MATERIAL SUPPLIED:
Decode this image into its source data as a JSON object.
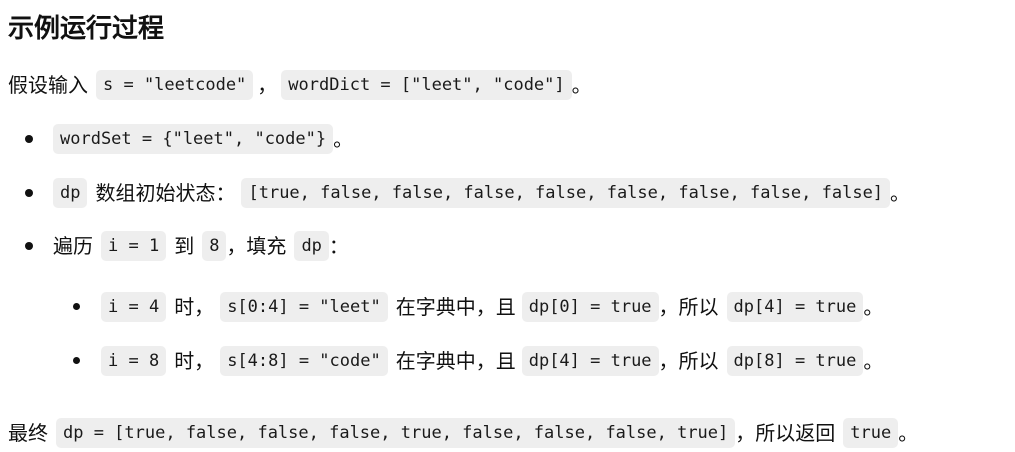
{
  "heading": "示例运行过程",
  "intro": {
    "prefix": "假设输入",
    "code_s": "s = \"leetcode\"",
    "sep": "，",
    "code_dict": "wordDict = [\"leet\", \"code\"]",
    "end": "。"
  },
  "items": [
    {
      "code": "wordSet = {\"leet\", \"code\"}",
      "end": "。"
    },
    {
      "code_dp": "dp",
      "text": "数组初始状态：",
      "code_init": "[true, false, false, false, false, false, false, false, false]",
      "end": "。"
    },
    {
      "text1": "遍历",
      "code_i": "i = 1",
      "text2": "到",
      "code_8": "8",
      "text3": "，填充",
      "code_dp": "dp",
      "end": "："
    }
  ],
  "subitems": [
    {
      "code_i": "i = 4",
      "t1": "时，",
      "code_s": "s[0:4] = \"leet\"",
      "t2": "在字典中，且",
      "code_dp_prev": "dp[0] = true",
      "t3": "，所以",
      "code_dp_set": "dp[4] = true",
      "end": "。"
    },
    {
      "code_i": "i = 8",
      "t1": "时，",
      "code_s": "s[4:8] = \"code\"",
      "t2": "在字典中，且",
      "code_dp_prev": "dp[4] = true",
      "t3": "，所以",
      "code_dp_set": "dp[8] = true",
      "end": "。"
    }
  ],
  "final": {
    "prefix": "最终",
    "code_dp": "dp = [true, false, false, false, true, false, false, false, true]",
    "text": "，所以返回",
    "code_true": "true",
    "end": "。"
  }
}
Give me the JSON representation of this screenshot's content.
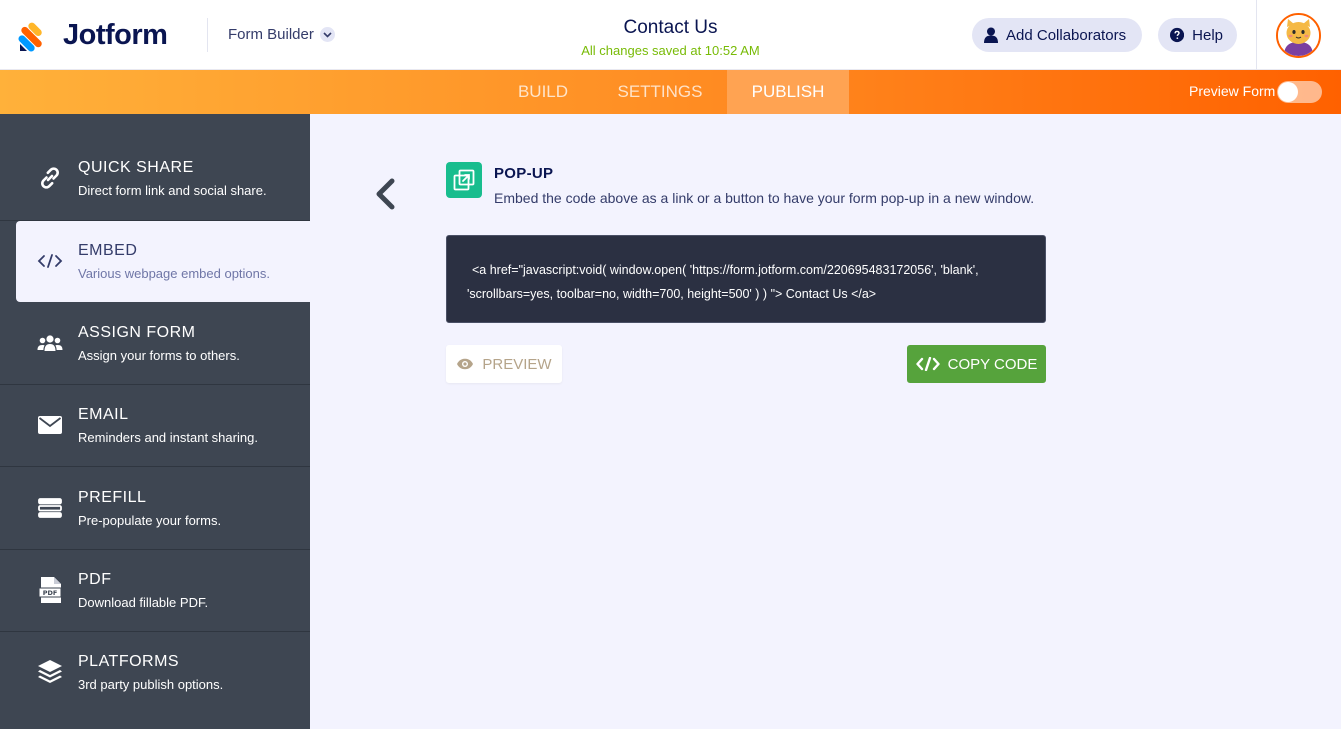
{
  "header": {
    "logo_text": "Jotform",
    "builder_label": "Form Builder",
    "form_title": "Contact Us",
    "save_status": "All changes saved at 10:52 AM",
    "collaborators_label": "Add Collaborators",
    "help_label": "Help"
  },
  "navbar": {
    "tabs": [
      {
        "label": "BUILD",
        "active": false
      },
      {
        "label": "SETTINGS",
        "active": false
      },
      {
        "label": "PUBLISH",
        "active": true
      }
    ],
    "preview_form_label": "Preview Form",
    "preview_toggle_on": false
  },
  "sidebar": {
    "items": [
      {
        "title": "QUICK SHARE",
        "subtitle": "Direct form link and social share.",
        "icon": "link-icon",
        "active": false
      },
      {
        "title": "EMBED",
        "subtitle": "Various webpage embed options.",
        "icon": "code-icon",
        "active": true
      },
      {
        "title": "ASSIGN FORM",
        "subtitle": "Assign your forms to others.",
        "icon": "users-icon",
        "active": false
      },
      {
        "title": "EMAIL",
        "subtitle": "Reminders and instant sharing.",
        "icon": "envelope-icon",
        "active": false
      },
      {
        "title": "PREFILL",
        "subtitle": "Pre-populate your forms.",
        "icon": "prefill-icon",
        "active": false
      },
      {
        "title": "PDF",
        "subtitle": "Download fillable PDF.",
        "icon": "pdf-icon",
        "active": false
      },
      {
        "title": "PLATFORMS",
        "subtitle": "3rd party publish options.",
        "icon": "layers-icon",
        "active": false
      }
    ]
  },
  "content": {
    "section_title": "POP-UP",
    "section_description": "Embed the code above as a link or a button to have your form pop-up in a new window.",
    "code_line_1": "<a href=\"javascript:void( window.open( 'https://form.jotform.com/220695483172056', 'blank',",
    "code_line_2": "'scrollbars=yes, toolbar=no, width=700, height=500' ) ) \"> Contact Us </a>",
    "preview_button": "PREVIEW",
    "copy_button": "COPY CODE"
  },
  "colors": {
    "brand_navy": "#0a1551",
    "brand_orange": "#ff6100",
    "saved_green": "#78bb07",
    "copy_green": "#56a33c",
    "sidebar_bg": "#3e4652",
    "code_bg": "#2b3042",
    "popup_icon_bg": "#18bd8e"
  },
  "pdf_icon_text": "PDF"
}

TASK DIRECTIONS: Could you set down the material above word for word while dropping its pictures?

EXERCISE SOLUTION:
Decode this image into its source data as a JSON object.
{
  "heading": "示例运行过程",
  "intro": {
    "prefix": "假设输入",
    "code_s": "s = \"leetcode\"",
    "sep": "，",
    "code_dict": "wordDict = [\"leet\", \"code\"]",
    "end": "。"
  },
  "items": [
    {
      "code": "wordSet = {\"leet\", \"code\"}",
      "end": "。"
    },
    {
      "code_dp": "dp",
      "text": "数组初始状态：",
      "code_init": "[true, false, false, false, false, false, false, false, false]",
      "end": "。"
    },
    {
      "text1": "遍历",
      "code_i": "i = 1",
      "text2": "到",
      "code_8": "8",
      "text3": "，填充",
      "code_dp": "dp",
      "end": "："
    }
  ],
  "subitems": [
    {
      "code_i": "i = 4",
      "t1": "时，",
      "code_s": "s[0:4] = \"leet\"",
      "t2": "在字典中，且",
      "code_dp_prev": "dp[0] = true",
      "t3": "，所以",
      "code_dp_set": "dp[4] = true",
      "end": "。"
    },
    {
      "code_i": "i = 8",
      "t1": "时，",
      "code_s": "s[4:8] = \"code\"",
      "t2": "在字典中，且",
      "code_dp_prev": "dp[4] = true",
      "t3": "，所以",
      "code_dp_set": "dp[8] = true",
      "end": "。"
    }
  ],
  "final": {
    "prefix": "最终",
    "code_dp": "dp = [true, false, false, false, true, false, false, false, true]",
    "text": "，所以返回",
    "code_true": "true",
    "end": "。"
  }
}
Give me the JSON representation of this screenshot's content.
{
  "header": {
    "logo_text": "Jotform",
    "builder_label": "Form Builder",
    "form_title": "Contact Us",
    "save_status": "All changes saved at 10:52 AM",
    "collaborators_label": "Add Collaborators",
    "help_label": "Help"
  },
  "navbar": {
    "tabs": [
      {
        "label": "BUILD",
        "active": false
      },
      {
        "label": "SETTINGS",
        "active": false
      },
      {
        "label": "PUBLISH",
        "active": true
      }
    ],
    "preview_form_label": "Preview Form",
    "preview_toggle_on": false
  },
  "sidebar": {
    "items": [
      {
        "title": "QUICK SHARE",
        "subtitle": "Direct form link and social share.",
        "icon": "link-icon",
        "active": false
      },
      {
        "title": "EMBED",
        "subtitle": "Various webpage embed options.",
        "icon": "code-icon",
        "active": true
      },
      {
        "title": "ASSIGN FORM",
        "subtitle": "Assign your forms to others.",
        "icon": "users-icon",
        "active": false
      },
      {
        "title": "EMAIL",
        "subtitle": "Reminders and instant sharing.",
        "icon": "envelope-icon",
        "active": false
      },
      {
        "title": "PREFILL",
        "subtitle": "Pre-populate your forms.",
        "icon": "prefill-icon",
        "active": false
      },
      {
        "title": "PDF",
        "subtitle": "Download fillable PDF.",
        "icon": "pdf-icon",
        "active": false
      },
      {
        "title": "PLATFORMS",
        "subtitle": "3rd party publish options.",
        "icon": "layers-icon",
        "active": false
      }
    ]
  },
  "content": {
    "section_title": "POP-UP",
    "section_description": "Embed the code above as a link or a button to have your form pop-up in a new window.",
    "code_line_1": "<a href=\"javascript:void( window.open( 'https://form.jotform.com/220695483172056', 'blank',",
    "code_line_2": "'scrollbars=yes, toolbar=no, width=700, height=500' ) ) \"> Contact Us </a>",
    "preview_button": "PREVIEW",
    "copy_button": "COPY CODE"
  },
  "colors": {
    "brand_navy": "#0a1551",
    "brand_orange": "#ff6100",
    "saved_green": "#78bb07",
    "copy_green": "#56a33c",
    "sidebar_bg": "#3e4652",
    "code_bg": "#2b3042",
    "popup_icon_bg": "#18bd8e"
  },
  "pdf_icon_text": "PDF"
}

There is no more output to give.